I preached on the Joseph story and came across something that should be a great encouragement to Christians facing difficult circumstances.
If you’re familiar with the story, you know that Joseph goes through a whole lot of ups-and-downs. He’s sold into slavery by his brothers (Boo!), but soon rises to #2 position in his master’s house (Yay!). He’s thrown into jail for something (actually, someone) he didn’t do (Boo!), but then he gets put in charge of his fellow-inmates (Yay! Sort of). Then, it’s all good, as Joseph becomes Pharaoh’s right-hand man and saves his people from the potentially devastating effects of a seven-year famine.
The point of the story, of course, is that NOTHING—including a dysfunctional family where a husband and father plays favorites with his wives (Oh, Rachel!) and his children (Oh, Joey & Benny!)—can derail God’s plan to use Abraham’s offspring to fix the mess Adam made. God, it turns out, has been in control throughout the whole scenario, as Joseph himself recognizes at the end of the story: “You intended to harm me, but God intended it for good to accomplish what is now being done, the saving of many lives” (Gen 50:20).
So, God was with Joseph all along the way. But, interestingly enough, the narrator only explicitly says so two times in the whole account—right at those two places in the story where circumstances appear most hopeless for Joseph.
In Genesis 39:1b, we read, “Potiphar, an Egyptian who was one of Pharaoh’s officials, the captain of the guard, bought him from the Ishmaelites who had taken him there.” The very next verse begins with the statement, “The LORD was with Joseph.”
Then, once again, after Potiphar’s wife had falsely accused Joseph of attempting to “make sport” of her (gotta love those biblical euphemisms), the Holy Spirit wants us to know that even here—in what is arguably the darkest moment in Joseph’s life—God was close at hand: “But while Joseph was there in the prison, the LORD was with him…the LORD was with Joseph” (39:21-23).
Now we know that God was with Joseph throughout the story. God’s sovereign intervention on behalf of His people is the point of the whole saga.

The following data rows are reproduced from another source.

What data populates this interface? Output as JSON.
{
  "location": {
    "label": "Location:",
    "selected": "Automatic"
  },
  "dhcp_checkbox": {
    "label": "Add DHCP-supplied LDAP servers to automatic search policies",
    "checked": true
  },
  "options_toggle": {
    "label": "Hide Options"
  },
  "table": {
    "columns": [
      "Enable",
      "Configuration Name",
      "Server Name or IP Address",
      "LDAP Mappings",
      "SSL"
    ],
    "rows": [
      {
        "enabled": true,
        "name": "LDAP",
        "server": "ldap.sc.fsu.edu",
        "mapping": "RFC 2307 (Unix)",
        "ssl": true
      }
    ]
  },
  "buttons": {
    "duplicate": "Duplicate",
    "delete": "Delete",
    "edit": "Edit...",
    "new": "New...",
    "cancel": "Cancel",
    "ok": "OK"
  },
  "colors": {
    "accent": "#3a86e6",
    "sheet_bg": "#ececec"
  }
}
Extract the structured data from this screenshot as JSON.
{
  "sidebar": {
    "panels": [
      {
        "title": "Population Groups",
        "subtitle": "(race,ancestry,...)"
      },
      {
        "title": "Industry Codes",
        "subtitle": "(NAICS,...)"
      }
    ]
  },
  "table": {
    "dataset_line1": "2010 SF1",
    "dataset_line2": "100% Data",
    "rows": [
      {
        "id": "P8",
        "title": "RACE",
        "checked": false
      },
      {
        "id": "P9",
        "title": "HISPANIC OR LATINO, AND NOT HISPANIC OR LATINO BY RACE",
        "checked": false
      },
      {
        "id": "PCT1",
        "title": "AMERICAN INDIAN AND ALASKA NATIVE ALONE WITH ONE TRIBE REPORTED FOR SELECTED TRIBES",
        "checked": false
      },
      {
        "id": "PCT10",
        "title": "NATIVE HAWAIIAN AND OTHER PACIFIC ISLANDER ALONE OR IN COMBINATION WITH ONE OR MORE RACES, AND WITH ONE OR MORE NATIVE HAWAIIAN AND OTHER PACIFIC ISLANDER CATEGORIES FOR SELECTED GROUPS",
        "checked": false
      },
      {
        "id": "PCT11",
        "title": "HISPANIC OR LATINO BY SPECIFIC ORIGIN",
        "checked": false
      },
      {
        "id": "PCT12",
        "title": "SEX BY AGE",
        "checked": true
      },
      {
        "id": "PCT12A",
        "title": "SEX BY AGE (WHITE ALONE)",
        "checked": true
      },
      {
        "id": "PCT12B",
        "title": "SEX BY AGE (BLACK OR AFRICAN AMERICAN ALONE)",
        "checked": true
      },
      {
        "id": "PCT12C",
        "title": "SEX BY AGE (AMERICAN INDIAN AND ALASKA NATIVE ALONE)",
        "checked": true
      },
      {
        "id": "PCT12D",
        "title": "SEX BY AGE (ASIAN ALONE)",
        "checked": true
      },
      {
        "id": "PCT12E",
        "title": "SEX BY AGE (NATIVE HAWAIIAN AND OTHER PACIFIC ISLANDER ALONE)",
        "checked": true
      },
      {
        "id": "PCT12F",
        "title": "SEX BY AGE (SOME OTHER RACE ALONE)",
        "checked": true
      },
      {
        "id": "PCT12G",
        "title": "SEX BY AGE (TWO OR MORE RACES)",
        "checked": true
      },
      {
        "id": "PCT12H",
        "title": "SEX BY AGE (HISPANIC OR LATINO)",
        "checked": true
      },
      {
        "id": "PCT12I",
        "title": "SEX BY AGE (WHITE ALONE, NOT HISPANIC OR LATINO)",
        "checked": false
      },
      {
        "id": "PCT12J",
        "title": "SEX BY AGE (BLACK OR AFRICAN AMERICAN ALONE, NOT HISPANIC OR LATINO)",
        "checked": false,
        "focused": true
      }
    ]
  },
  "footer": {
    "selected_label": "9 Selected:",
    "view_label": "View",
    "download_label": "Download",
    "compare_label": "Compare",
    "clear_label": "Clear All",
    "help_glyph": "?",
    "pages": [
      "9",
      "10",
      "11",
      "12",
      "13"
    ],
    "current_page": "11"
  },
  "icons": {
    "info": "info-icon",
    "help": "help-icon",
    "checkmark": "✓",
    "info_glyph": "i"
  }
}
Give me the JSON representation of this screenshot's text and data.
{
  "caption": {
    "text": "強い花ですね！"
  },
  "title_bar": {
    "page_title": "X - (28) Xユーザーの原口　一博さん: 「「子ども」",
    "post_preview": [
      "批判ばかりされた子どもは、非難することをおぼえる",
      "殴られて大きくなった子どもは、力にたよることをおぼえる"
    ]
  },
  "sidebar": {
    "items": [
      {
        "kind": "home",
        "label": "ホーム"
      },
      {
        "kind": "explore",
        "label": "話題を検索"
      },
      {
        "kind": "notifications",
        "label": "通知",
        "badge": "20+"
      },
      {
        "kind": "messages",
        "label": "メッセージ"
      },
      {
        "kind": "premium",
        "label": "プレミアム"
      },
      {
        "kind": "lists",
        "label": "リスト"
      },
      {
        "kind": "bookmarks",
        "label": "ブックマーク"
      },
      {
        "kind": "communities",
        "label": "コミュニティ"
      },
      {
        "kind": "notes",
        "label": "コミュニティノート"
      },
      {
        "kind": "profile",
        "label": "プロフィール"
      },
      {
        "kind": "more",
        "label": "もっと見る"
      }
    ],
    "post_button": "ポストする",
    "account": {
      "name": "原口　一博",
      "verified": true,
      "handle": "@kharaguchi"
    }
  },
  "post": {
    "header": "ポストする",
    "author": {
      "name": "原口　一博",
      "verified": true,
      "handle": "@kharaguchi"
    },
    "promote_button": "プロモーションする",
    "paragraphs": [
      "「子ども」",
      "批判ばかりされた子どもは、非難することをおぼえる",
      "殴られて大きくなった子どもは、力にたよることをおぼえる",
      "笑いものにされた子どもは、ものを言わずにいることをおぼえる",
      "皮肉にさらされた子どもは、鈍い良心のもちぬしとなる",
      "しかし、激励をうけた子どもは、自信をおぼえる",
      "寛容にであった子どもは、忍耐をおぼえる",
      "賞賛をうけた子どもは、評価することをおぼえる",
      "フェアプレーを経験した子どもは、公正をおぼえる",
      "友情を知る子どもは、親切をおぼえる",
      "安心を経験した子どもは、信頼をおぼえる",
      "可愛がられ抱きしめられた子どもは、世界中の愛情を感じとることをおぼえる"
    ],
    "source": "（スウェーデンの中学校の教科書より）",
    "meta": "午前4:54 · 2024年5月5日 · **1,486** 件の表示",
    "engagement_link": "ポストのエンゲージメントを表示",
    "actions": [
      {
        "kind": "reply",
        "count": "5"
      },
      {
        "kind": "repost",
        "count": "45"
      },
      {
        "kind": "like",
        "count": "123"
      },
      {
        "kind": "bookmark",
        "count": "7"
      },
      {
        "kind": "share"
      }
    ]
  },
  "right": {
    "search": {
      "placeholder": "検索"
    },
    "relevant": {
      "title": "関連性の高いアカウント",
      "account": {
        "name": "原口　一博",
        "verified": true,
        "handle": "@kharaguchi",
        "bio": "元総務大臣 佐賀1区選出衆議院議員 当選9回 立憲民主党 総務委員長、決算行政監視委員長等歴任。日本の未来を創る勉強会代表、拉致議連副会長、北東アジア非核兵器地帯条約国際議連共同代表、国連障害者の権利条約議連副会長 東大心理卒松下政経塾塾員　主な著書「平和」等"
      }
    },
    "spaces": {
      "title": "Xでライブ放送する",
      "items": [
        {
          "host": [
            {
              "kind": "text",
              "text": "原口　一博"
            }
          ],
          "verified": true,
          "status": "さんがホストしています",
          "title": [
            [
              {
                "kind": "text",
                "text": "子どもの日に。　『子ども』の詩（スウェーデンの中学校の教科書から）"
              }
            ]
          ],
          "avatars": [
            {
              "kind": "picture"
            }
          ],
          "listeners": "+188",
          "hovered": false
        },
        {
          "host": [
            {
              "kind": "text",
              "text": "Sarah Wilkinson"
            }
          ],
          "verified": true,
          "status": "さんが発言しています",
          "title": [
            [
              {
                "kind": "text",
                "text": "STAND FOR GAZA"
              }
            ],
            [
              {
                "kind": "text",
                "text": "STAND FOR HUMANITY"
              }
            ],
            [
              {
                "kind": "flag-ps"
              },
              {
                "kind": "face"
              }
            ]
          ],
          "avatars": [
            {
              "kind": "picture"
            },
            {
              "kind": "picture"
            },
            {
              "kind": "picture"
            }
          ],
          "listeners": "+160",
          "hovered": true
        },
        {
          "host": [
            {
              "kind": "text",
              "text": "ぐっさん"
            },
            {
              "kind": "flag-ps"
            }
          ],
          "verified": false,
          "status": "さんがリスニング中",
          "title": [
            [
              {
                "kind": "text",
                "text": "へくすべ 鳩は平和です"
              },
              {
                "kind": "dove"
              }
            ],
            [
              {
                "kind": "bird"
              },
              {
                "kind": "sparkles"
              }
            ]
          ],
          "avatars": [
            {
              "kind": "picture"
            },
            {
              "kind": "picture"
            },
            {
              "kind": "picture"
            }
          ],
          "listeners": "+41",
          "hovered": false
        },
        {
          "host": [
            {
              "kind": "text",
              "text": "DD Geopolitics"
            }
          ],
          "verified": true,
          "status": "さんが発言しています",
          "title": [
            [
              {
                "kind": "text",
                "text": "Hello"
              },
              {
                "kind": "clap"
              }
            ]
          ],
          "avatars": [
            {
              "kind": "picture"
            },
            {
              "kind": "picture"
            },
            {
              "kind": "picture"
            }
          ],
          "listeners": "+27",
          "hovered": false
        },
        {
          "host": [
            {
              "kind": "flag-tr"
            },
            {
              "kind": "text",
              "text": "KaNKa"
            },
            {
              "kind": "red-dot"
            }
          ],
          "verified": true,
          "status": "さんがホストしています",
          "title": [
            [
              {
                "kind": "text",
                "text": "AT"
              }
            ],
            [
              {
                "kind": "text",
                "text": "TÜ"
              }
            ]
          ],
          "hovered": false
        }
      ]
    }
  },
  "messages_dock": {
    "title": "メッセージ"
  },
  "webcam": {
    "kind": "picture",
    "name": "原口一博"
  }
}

But only when (a) Joseph is sold into slavery and (b) thrown into prison do we encounter the phrase “The LORD was with Joseph.” It is as if the Holy Spirit is saying to us, When things are the darkest, and God seems farthest away, the LORD is with us!
But there is more. Notice the capital letters in the word “LORD” in the above passages. As many of you are aware, those caps tell us that the name in view is God’s covenant name, “Yahweh,” the special relational name God gave to his chosen people.
Well, I did a little word search and (you’ve probably guessed it by now), except for a single appearance among the blessings of Jacob (49:18), “Yahweh” also occurs in the Joseph narrative only in Genesis 39, where Joseph is sold into slavery and thrown into prison.
Now the obvious explanation for the selective use of “Yahweh” is, of course, the various sources (JEDP) that now constitute the Pentateuch. Genesis 39 was written by the ‘J’ source. The rest of the story came from the ‘E’ source.
NOT! If you buy that explanation, you’ve been eating too much alphabet soup, and I’ll be happy to sell you a house on a great surfing beach in Nebraska.
No. The only possible reason for the selective use of “Yahweh” in the story—and for Genesis 39 being the only place that Moses writes, “The LORD was with Joseph”—is that God wants his kids to know for certain that “The LORD is with us,” particularly when circumstances are at their worst, when it feels (to some of us, at any rate) that God is a million miles away.
It was the last thing Jesus—Yahweh in the flesh—said in the Gospel of Matthew: “And surely I am with you always, to the very end of the age.”